.Section 4606 ofthe Revised.l::)tatutea,providing for the punishment of any perSO,n whot ,wltl1out the consent of the master, goes on board an arriving vessel berore shereaone. her place ot destination, and'Is' moored thereat, applies to foreign vesBelil. '
In Admiralty. 'Informanop for boarding arriving vessel.
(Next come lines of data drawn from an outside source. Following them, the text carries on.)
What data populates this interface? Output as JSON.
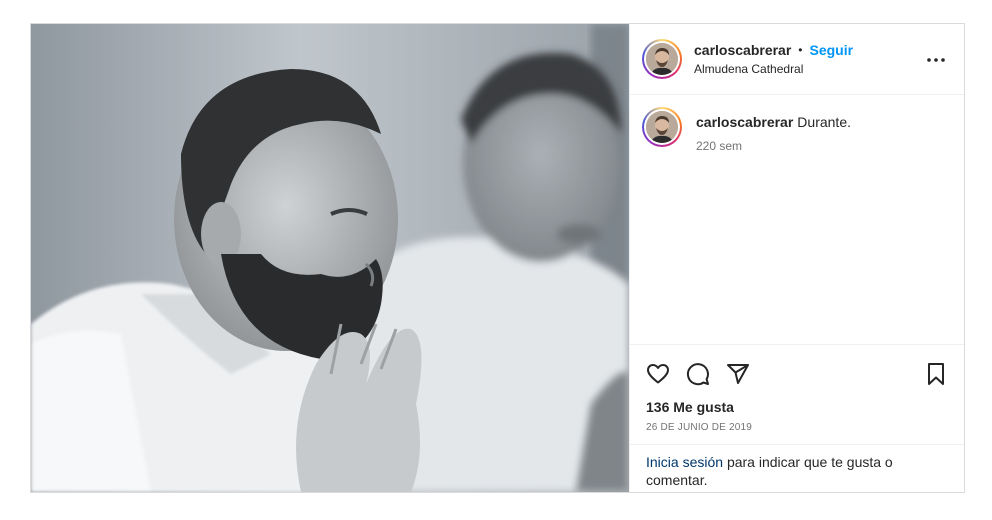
{
  "post": {
    "username": "carloscabrerar",
    "follow_label": "Seguir",
    "separator": "•",
    "location": "Almudena Cathedral",
    "caption": "Durante.",
    "caption_time": "220 sem",
    "likes": "136 Me gusta",
    "date": "26 DE JUNIO DE 2019",
    "login_link": "Inicia sesión",
    "login_rest": "para indicar que te gusta o comentar."
  },
  "icons": {
    "more": "more-options-icon",
    "like": "heart-icon",
    "comment": "comment-icon",
    "share": "share-icon",
    "save": "bookmark-icon"
  },
  "colors": {
    "accent": "#0095f6",
    "link": "#00376b",
    "secondary_text": "#737373",
    "border": "#dbdbdb"
  }
}
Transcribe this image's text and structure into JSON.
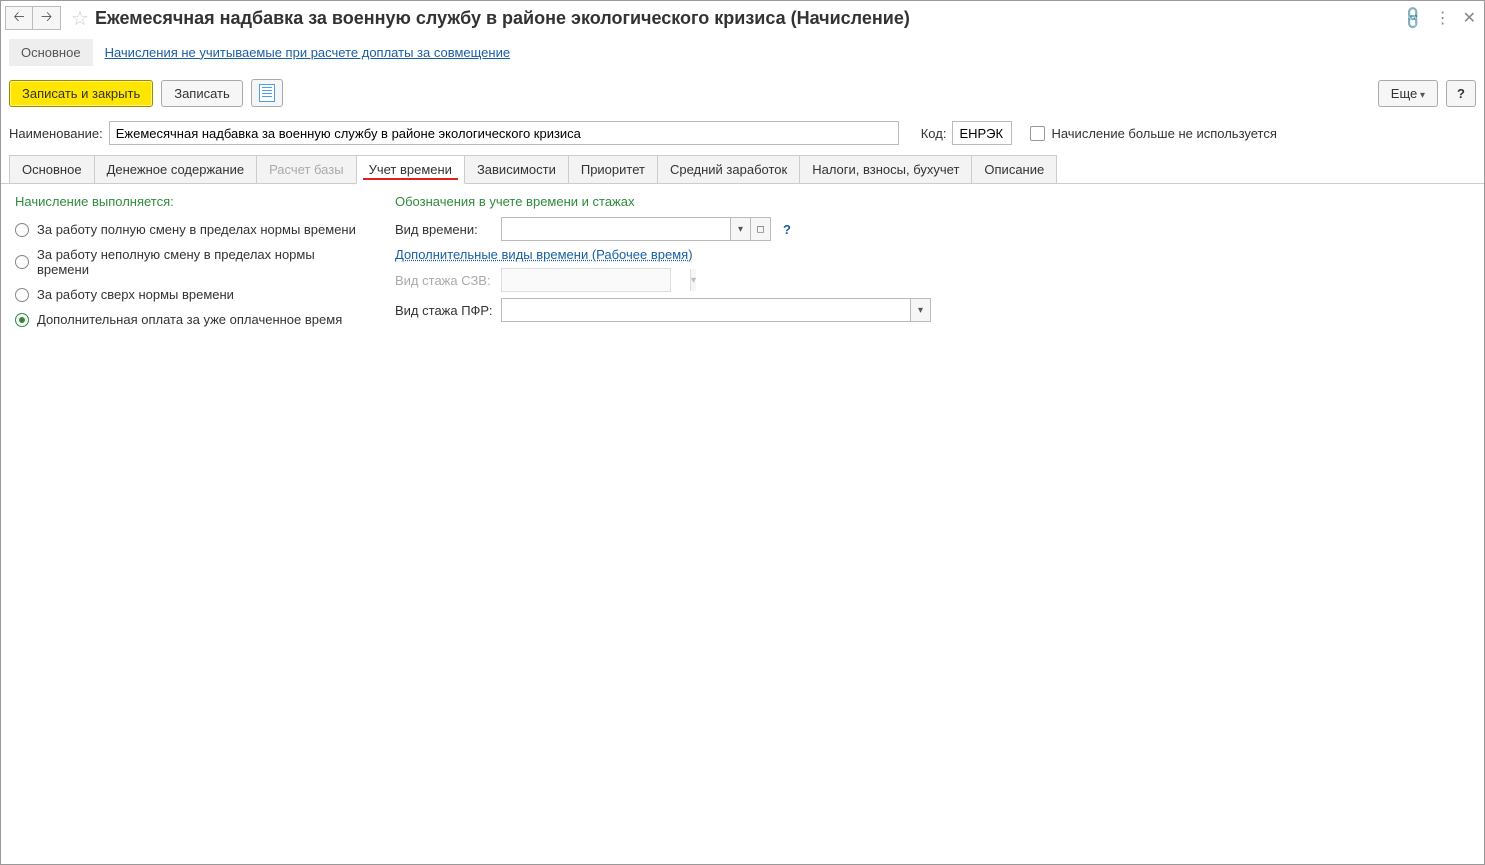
{
  "titlebar": {
    "title": "Ежемесячная надбавка за военную службу в районе экологического кризиса (Начисление)"
  },
  "subnav": {
    "main": "Основное",
    "link": "Начисления не учитываемые при расчете доплаты за совмещение"
  },
  "toolbar": {
    "save_close": "Записать и закрыть",
    "save": "Записать",
    "more": "Еще",
    "help": "?"
  },
  "form": {
    "name_label": "Наименование:",
    "name_value": "Ежемесячная надбавка за военную службу в районе экологического кризиса",
    "code_label": "Код:",
    "code_value": "ЕНРЭК",
    "not_used_label": "Начисление больше не используется"
  },
  "tabs": [
    {
      "label": "Основное"
    },
    {
      "label": "Денежное содержание"
    },
    {
      "label": "Расчет базы",
      "disabled": true
    },
    {
      "label": "Учет времени",
      "active": true
    },
    {
      "label": "Зависимости"
    },
    {
      "label": "Приоритет"
    },
    {
      "label": "Средний заработок"
    },
    {
      "label": "Налоги, взносы, бухучет"
    },
    {
      "label": "Описание"
    }
  ],
  "left": {
    "title": "Начисление выполняется:",
    "options": [
      "За работу полную смену в пределах нормы времени",
      "За работу неполную смену в пределах нормы времени",
      "За работу сверх нормы времени",
      "Дополнительная оплата за уже оплаченное время"
    ],
    "selected_index": 3
  },
  "right": {
    "title": "Обозначения в учете времени и стажах",
    "time_type_label": "Вид времени:",
    "extra_types_link": "Дополнительные виды времени (Рабочее время)",
    "szv_label": "Вид стажа СЗВ:",
    "pfr_label": "Вид стажа ПФР:"
  }
}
E. ' ,Maya and Edw.m'd ,N. DeeJdy, for plaintiff. 'Raleigh/Scott, for
DEADY, J.. The informations in thelle cases charge the ,defendants with the violation of section 4606 of the Revised Statutes, on August 24, 1890; by unlawfully going ,on board the vessel Kate F. Troop,while she WlU! in the Columbia river,.near Astoria., and about to a.rrive ather port of destination, to-wit, Portland, Or., and before she was completely moored therEla.t:, The statute provides that: ,,"Every 'person who, not being in the United States service. and not being duly,autborizedby law for pUl'pose,g911s on board of any vessel about to at pla(le uf llestination, betore her actual arrival, and before ,llba bas been completely moored,withoutperinission of the .mastet, shall. forevetysucb offense, be punishable by a fine of not more t.han two hundred dollars; and by imprisonment for not more .than six months; and the master of such vessei may take any such person 80 going on board into custody, liver him lip forthwith to Rny constable 01' police ,officer, to be by bim taken !:)eCore any j of the peace,to be with according to the provisions of this ..Rey_, :=:;t. tit. 53·. This statute is sectiOn of the act of June 7, 1872, (17 St, 262,) entitled" Anaet to authorize the app()int)llent of shipping by the several circuit courtsqf the United States, to superintend the shipping and discharge of sea)llen engaged inmercbant spipsbelonging: to. the .:United States, and for the further protection of sea)llen." , qln the ,Revised ,Statutes the word "vessel" is substituted for "ship," jn tbeorigiTla,J..,